Valuation There are no forecasts, but based on historic numbers the PER is 10.6x, which is undemanding. The share price enjoyed strong performance in 2019 +64% and 2020 +186%, but even after that performance the current valuation feels undemanding. There’s £10m of defined benefit pension obligations, and the fair value of the schemes assets were £6.8m, (so a deficit of £3.2m) with the company contributing £336K vs benefits paid of £757K. Pensions are a black box, but there’s the possibility that the company benefits as the discount rate used to calculate the liabilities increases as bond yields rise (ie higher discount rate, lower future liabilities).
Opinion This was pitched at Mello a few months ago. I think much depends on the revenue outlook; if the company can generate a few years of double digit revenue and profit growth, it could be a very good story. If inventory shortages create a short term disappointment, this might present a better entry to level. I think the downside is limited, as net cash was £3.8m at the end of December.
Sthree H1 Trading Update
This recruitment business specialising in Science, Technology, Engineering and Mathematics (STEM) graduates with a November year end, and put out an RNS revising up FY PBT expectations of £39.7m. They do caveat the increase with uncertainty around new Covid variants in H2, but the strength of H1 means that they expect to be “materially ahead” at the FY. They’ll give an H1 trading update on 14th June.

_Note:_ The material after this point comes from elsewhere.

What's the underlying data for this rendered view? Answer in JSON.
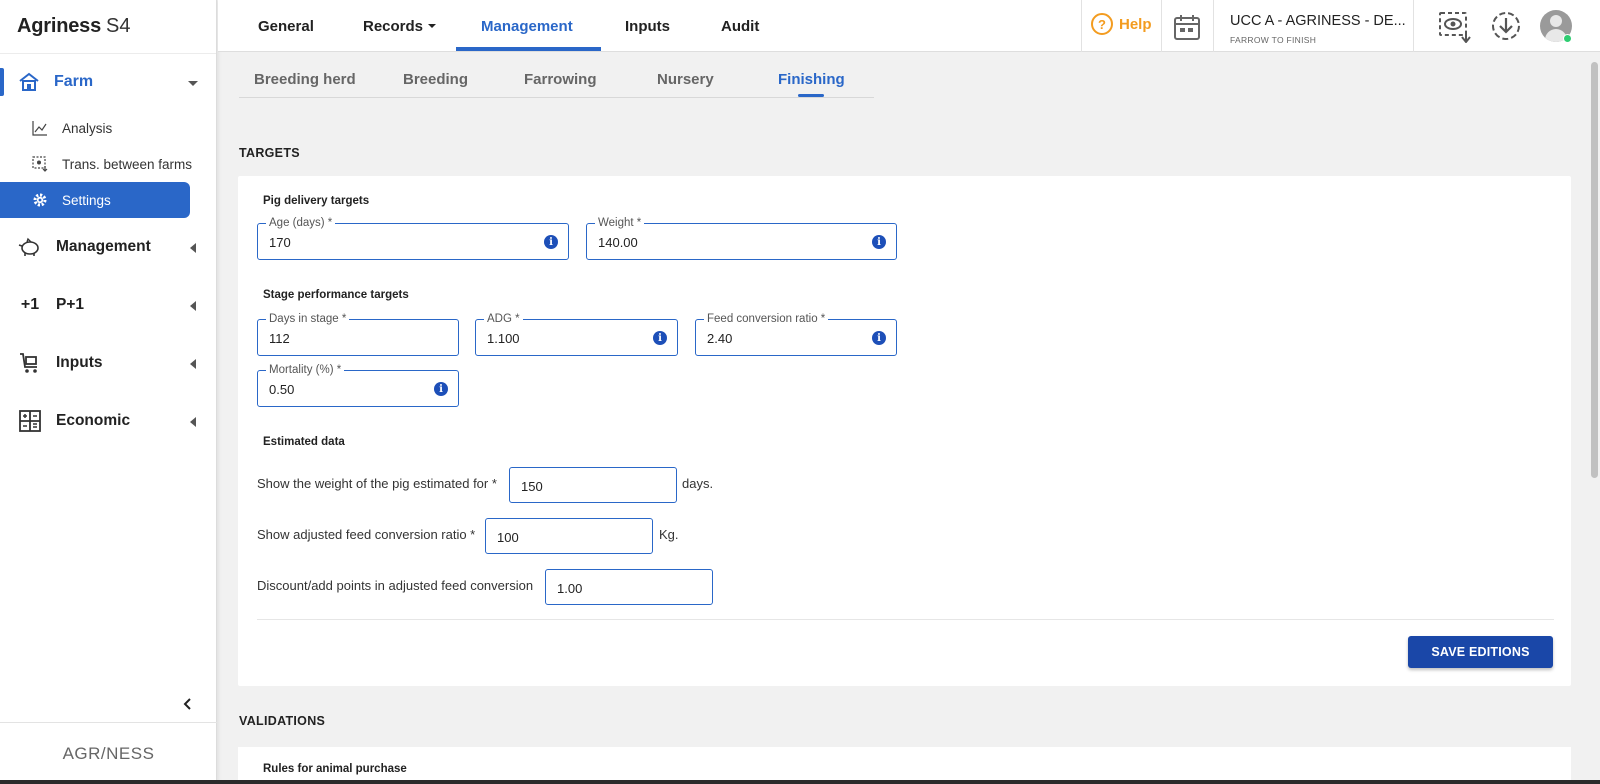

Geography and margins This is a global business, with a third of revenues coming from German speaking Europe (the company calls this DACH), 38% from Europe ex DACH and a quarter of revenues coming from the US and the rest Asia Pacific. 76% of revenue is placing short term contractors in organisations, and a quarter is fees for permanent hires. Of that 76%, the company then breaks this down into Freelance Contractor 48% and Employed Contractor Model 28%, the latter having margins that are 40% higher than Freelance.
Financials Gross margin has averaged around 26% over the last five years, and RoCE has been in the 40% for every year since FY Nov 2014, until halving last year to 22.8%, as revenue fell 9% to £1.2bn. FY Nov 2019 PBT was £56.8m falling -46% to £30.6m last year as the impact of the pandemic was felt.
The nature of this company’s activities means that there’s a material amount of accrued income, disclosed as “contract assets” of £58m in the FY Nov Annual Report. There were also big movements in working capital in the FY cashflow statement, a £41m positive from decreasing receivables and a £20m negative from decreasing payables. In all trade and other, receivables were £237m and payables were £157m. I think all those numbers are OK in the context of £1.2bn of revenues, but I wouldn’t like to see them accelerating faster than revenue. There was also £50m of cash on the balance sheet at Nov 2020, a Revolving Credit Facility (RCF) of £50m, so plenty of liquidity.
Ownership Many high quality institutions on the balance sheet, including JO Hambro 10%, Fidelity 5.6%, Legal and General 5.5%, HBOS 5.2% (now part of Lloyds), Harris Associates 5.2%, AXA 5% JP Morgan 5.1%.
Opinion I’m not a fan of recruitment companies, they are very sensitive to the economic cycle. But this does look like a high quality and resilient one, with a good balance sheet and historic revenue growth. The shares are trading on 18x FY Nov 2022F PER falling to 16x FY Nov 2023F. This is also a stock that’s participated in the vaccine rally +57% since the start of the year. Probably this has further to go if the market euphoria continues into the second half of the year.
This article is for educational purposes only. It is not a recommendation to buy or sell shares or other investments. Do your own research before buying or selling any investment or seek professional financial advice.